QWOP would've been a lot more fun with giant robots

An argument can be made that the best controls are those that do not remain in the consious thoughts of the player and seem to fade away. Yet Robot Alchemic Drive flies in the face of that line of thinking.  At no point did I forget that I was holding a controller. Maybe this can be attributed to its simulator-esque approach. The best way to translate how this control of a controller controls (the Xzibitness of that phrases is not lost on me) a giant robot is that it is a 1:1 scale controller that forgoes the standard macro-like inputs found in most games. Direct control of the limbs are given to the player in a combination of different inputs. The legs are bound to the shoulder buttons with R1/L1 stepping forward and R2/L2 doing the reverse; walking is then an alternating series of R1 and L1 presses which undermines the now common assumption that tilting a stick directs your character in that direction.  The arms are under the dominion of the analog sticks, and different stick motions result in different punches/attacks.  This understandably cumbersome control scheme is partnered with equally lumbering iron giants that, while incredibly responsive to player input, still move without an ounce of grace, making it a game very different from Z.O.E.  This might not be much of an issue in a Final Destination no-items match, but when you are trading blows with a kaiju in the middle of a populated urban center each misstep is another pricey insurance claim and potentially more lives lost. Which makes the player think carefully about each movement as well as plan one step ahead, as the consequences weigh heavily on the conscience of an ally of justice.

Sunday, December 2, 2012

SpongeBob is a metaphor for TV racism.

SpongeBob, the non-fish protagonist, celebrated by the all-fish background cast

SpongeBob SquarePants is one of the most popular children's shows in the world, and it's aired for over a decade now. But as the most famous cartoon about sea life, it bothers me a bit: why is this underwater TV series devoid of any major characters who are fish?

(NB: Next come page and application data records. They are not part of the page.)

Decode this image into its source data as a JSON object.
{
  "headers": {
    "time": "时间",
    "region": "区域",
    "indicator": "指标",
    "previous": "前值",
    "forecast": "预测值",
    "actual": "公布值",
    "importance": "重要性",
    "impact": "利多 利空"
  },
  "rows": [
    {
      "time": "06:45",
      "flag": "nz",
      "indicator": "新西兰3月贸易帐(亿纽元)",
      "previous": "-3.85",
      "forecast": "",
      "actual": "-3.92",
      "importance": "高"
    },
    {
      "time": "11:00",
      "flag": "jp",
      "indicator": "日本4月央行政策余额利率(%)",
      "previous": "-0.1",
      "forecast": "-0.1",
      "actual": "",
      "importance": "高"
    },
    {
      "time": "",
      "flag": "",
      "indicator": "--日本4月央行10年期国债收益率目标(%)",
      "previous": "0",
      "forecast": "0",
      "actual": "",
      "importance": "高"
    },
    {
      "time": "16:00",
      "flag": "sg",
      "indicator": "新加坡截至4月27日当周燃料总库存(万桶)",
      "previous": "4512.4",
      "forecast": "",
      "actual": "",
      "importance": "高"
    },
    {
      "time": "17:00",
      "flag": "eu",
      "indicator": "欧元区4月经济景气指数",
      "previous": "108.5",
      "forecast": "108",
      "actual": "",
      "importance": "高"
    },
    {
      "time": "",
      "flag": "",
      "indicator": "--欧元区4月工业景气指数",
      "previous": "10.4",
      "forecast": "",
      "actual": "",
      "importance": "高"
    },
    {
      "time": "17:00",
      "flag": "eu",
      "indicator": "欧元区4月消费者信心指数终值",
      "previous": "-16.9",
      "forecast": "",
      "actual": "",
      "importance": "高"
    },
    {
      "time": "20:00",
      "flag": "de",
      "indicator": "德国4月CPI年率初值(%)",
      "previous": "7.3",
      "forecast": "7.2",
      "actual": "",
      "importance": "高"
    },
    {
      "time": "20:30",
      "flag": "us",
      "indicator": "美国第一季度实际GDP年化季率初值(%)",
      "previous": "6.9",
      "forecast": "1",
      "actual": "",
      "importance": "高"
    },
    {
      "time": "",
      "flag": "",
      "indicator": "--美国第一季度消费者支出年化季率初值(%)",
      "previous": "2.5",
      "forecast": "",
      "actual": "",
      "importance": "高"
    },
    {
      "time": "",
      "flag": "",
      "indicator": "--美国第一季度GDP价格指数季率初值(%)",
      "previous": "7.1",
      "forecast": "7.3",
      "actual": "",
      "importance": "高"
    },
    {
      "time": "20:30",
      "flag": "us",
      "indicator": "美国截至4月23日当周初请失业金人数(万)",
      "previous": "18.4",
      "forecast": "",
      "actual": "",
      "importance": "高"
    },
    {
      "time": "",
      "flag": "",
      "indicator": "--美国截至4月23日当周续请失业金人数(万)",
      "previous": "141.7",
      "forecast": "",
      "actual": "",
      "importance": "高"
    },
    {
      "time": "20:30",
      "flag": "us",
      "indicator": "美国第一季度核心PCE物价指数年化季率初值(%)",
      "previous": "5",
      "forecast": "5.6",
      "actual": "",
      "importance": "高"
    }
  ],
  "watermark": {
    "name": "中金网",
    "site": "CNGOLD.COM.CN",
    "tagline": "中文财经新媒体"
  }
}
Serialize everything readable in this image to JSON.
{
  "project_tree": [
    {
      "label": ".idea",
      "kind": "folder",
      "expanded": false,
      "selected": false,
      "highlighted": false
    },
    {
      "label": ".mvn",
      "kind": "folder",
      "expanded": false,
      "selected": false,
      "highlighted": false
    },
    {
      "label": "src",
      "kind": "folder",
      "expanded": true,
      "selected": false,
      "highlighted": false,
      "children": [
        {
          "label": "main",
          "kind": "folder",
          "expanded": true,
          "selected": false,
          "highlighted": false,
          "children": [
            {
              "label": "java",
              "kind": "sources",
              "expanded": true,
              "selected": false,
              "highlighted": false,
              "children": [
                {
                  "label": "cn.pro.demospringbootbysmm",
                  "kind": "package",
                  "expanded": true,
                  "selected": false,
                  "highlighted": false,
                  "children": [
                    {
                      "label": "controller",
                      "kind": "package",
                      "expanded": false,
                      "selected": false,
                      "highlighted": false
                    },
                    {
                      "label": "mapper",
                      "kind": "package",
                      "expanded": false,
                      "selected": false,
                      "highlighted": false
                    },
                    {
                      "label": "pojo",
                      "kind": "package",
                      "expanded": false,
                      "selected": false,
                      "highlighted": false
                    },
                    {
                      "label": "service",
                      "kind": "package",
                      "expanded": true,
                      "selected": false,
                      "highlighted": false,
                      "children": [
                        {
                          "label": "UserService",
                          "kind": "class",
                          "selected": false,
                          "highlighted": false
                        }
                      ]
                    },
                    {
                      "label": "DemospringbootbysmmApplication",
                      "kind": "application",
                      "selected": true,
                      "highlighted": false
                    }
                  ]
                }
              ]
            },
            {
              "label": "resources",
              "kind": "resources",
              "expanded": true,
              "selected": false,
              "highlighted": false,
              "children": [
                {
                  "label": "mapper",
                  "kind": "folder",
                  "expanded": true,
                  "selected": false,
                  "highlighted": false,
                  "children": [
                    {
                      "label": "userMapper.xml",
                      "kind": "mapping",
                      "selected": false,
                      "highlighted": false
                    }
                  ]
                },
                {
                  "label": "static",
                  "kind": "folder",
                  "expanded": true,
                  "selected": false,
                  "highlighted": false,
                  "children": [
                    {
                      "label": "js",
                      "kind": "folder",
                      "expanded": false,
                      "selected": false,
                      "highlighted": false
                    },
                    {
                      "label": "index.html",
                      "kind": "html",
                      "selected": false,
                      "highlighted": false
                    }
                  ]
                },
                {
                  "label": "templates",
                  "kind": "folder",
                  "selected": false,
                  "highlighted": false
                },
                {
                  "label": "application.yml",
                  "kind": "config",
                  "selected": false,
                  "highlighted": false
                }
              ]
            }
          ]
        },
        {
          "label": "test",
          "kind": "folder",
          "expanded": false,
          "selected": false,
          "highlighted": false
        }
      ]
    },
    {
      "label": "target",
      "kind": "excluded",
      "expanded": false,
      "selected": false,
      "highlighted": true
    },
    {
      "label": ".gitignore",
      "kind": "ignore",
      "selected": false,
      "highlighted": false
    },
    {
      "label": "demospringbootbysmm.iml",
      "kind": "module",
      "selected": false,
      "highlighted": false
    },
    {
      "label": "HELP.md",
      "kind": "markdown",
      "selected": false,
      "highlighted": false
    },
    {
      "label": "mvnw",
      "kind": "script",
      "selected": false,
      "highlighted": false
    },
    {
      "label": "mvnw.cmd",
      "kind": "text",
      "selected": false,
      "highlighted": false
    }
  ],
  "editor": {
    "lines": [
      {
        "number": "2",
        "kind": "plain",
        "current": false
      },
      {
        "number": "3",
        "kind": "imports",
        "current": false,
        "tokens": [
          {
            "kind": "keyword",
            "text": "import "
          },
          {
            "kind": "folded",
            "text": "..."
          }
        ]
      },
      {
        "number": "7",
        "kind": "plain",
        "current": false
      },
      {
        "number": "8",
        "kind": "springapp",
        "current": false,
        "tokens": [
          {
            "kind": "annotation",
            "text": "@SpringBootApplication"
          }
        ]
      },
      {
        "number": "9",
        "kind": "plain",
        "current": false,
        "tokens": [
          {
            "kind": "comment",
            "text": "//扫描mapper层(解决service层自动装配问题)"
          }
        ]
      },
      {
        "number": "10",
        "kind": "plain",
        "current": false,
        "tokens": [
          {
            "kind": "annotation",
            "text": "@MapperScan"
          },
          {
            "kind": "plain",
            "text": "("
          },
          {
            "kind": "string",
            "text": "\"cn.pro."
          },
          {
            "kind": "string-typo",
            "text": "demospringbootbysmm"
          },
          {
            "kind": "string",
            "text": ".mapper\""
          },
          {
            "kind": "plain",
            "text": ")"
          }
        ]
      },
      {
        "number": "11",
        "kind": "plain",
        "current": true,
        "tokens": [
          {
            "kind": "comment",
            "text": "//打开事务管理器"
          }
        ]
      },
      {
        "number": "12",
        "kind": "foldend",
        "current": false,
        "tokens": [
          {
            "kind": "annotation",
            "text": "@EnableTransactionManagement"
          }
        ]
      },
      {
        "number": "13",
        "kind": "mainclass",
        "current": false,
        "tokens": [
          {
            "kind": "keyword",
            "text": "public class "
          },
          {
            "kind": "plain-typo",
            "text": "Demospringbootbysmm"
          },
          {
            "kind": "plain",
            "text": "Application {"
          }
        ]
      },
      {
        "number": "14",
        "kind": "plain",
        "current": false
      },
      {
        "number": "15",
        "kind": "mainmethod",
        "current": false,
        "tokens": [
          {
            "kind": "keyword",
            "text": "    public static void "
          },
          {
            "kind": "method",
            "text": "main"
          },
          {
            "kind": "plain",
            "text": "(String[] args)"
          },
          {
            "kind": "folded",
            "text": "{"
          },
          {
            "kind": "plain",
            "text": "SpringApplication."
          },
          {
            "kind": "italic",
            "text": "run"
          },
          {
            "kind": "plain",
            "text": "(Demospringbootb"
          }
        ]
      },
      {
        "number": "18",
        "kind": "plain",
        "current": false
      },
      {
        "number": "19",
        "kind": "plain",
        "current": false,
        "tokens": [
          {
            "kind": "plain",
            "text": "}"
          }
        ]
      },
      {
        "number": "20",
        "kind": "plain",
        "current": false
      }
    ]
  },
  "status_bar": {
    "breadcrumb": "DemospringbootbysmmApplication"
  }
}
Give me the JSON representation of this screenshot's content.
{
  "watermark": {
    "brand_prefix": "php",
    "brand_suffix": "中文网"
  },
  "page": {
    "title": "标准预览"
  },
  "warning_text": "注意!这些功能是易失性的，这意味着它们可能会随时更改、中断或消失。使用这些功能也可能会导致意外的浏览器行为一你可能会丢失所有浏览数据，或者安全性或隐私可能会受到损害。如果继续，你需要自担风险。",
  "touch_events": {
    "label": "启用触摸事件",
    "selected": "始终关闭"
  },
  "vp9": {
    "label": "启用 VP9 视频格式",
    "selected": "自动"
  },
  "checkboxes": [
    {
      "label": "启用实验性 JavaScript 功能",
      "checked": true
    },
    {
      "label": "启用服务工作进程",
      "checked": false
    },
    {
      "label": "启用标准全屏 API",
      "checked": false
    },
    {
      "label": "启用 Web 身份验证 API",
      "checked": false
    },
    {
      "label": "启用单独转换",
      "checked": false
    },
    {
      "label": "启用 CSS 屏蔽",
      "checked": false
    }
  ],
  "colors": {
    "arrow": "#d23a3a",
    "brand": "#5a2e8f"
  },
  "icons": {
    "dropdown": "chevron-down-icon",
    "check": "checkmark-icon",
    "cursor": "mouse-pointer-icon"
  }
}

The whole show features a thriving aquatic community, yet none of the main characters are fish. Instead, we've got a sponge, a squid, a sea star, a crab, and a squirrel. Even most of the minor characters aren't fish: a whale, a plankter, a lobster, the ghost of a human. The only fish in the entire cast is a marginal character named Mrs. Puff, the driving instructor. The show was created by Stephen Hillenburg, a marine biologist, so he should know better. He's doing it on purpose.

Despite this lack of fish, virtually all the background characters and "extras" in SpongeBob are fish. Why is this? Why are there so many fish, yet almost none of them are fleshed-out characters in the show?

The all-white cast of Friends, set in New York City

It's a commentary on modern television; in particular, the sitcoms of the late '90s when SpongeBob was created. Think about iconic '90s TV comedies like Seinfeld and Friends. They took place in major cities like New York--incredibly multicultural urban areas. Yet the main characters of these shows were all white. There were hardly ever even any non-white guest stars.

Is SpongeBob SquarePants a reference to television racism, or is it merely forgetful of fish? You decide.